■ **WORK ITEM**:
Where the records hold the string "국민연금", show the whole line it sits on.

THE DATA: Begin

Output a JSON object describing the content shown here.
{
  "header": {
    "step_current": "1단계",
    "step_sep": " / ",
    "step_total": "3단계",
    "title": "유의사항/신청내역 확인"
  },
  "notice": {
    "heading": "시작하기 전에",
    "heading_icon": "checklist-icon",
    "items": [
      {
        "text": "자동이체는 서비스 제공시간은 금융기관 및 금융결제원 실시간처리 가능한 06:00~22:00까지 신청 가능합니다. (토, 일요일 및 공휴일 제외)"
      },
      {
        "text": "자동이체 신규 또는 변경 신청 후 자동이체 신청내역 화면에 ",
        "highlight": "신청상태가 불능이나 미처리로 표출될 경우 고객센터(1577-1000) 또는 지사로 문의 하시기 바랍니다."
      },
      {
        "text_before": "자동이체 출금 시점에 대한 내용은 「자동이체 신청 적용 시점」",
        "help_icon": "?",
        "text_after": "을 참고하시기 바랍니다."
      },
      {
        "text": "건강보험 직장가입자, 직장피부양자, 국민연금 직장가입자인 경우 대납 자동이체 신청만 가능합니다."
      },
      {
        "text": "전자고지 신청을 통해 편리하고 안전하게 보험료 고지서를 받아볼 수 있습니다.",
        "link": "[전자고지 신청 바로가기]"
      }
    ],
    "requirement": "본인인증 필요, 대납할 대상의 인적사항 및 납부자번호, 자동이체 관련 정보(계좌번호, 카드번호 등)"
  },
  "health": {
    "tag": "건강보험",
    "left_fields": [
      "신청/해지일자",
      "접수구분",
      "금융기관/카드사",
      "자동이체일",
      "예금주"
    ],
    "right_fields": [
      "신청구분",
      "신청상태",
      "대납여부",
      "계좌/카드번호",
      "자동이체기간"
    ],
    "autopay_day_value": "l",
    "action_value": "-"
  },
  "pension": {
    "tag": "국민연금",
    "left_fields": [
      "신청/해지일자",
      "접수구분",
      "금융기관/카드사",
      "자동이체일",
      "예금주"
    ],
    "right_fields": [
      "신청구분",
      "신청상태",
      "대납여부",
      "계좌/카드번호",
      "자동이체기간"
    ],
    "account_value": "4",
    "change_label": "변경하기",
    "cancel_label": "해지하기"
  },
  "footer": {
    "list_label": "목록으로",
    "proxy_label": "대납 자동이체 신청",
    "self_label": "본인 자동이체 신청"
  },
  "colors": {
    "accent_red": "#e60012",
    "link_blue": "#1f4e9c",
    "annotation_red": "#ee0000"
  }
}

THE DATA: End
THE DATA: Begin

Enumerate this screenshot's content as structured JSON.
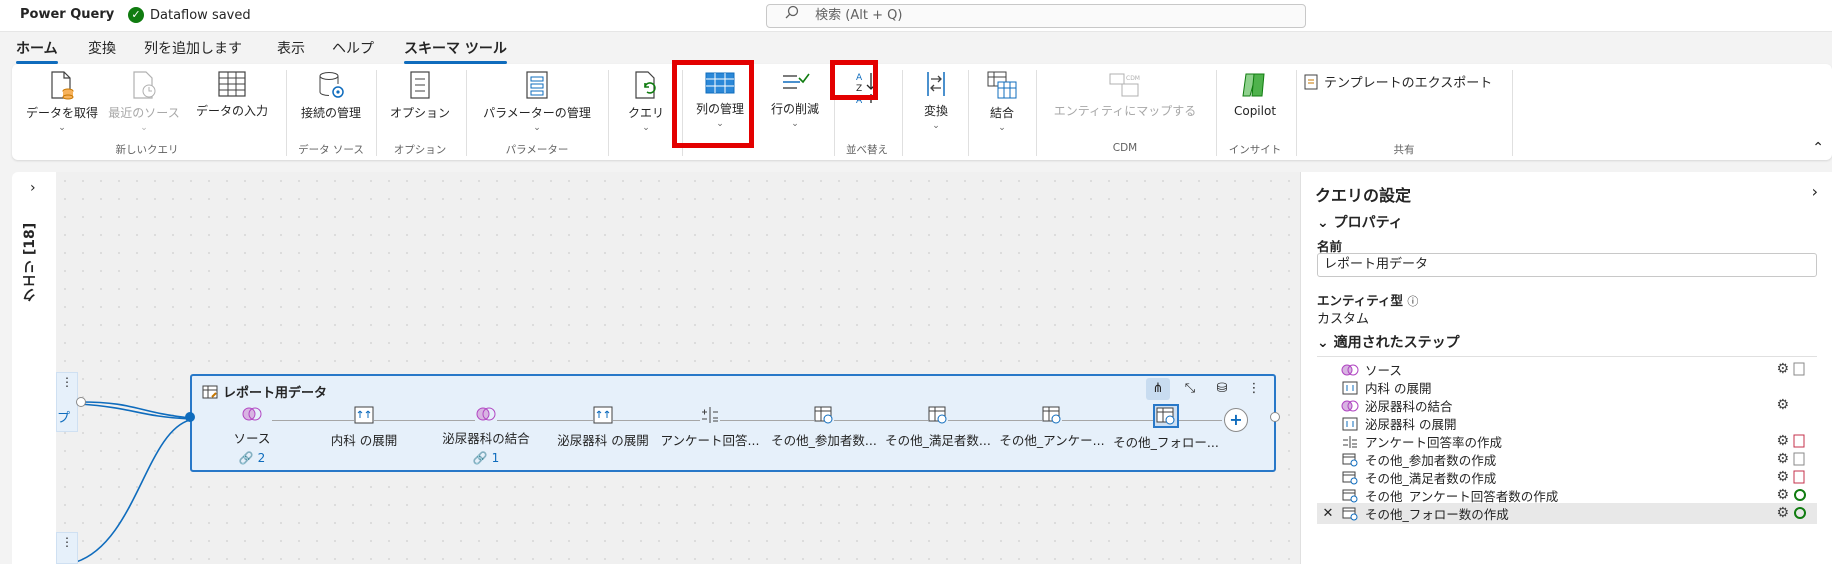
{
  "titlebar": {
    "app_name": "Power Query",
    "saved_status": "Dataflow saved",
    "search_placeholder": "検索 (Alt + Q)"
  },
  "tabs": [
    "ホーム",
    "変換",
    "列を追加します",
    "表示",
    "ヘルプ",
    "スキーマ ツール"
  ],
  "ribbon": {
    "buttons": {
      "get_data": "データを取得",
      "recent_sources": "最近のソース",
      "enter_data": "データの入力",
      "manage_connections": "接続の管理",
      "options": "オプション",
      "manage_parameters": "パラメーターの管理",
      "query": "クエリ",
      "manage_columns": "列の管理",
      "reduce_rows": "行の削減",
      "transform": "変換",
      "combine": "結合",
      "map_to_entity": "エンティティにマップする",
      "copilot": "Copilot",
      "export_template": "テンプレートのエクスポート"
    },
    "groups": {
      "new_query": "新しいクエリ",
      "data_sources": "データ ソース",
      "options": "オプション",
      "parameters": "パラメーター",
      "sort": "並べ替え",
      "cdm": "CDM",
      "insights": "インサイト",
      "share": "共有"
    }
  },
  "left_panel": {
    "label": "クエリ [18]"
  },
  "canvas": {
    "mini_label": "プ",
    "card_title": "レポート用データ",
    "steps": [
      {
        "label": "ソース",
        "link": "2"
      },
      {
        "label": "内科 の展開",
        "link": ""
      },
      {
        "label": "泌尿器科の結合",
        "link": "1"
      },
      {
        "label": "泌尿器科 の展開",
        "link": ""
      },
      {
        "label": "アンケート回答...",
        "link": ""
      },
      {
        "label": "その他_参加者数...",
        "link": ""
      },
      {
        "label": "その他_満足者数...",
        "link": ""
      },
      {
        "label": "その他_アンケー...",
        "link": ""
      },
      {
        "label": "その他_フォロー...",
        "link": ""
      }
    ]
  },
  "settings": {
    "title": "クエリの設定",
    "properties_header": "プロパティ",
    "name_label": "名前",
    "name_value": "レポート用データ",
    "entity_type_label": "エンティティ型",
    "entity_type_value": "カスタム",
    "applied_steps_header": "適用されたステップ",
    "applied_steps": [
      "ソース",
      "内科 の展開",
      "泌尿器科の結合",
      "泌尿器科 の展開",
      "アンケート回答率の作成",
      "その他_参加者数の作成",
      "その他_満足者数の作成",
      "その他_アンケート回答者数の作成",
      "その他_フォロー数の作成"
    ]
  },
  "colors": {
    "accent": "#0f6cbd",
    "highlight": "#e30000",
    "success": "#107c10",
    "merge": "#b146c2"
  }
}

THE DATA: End

■ **RESPONSE BOX**:
        "text": "건강보험 직장가입자, 직장피부양자, 국민연금 직장가입자인 경우 대납 자동이체 신청만 가능합니다."
    "tag": "국민연금",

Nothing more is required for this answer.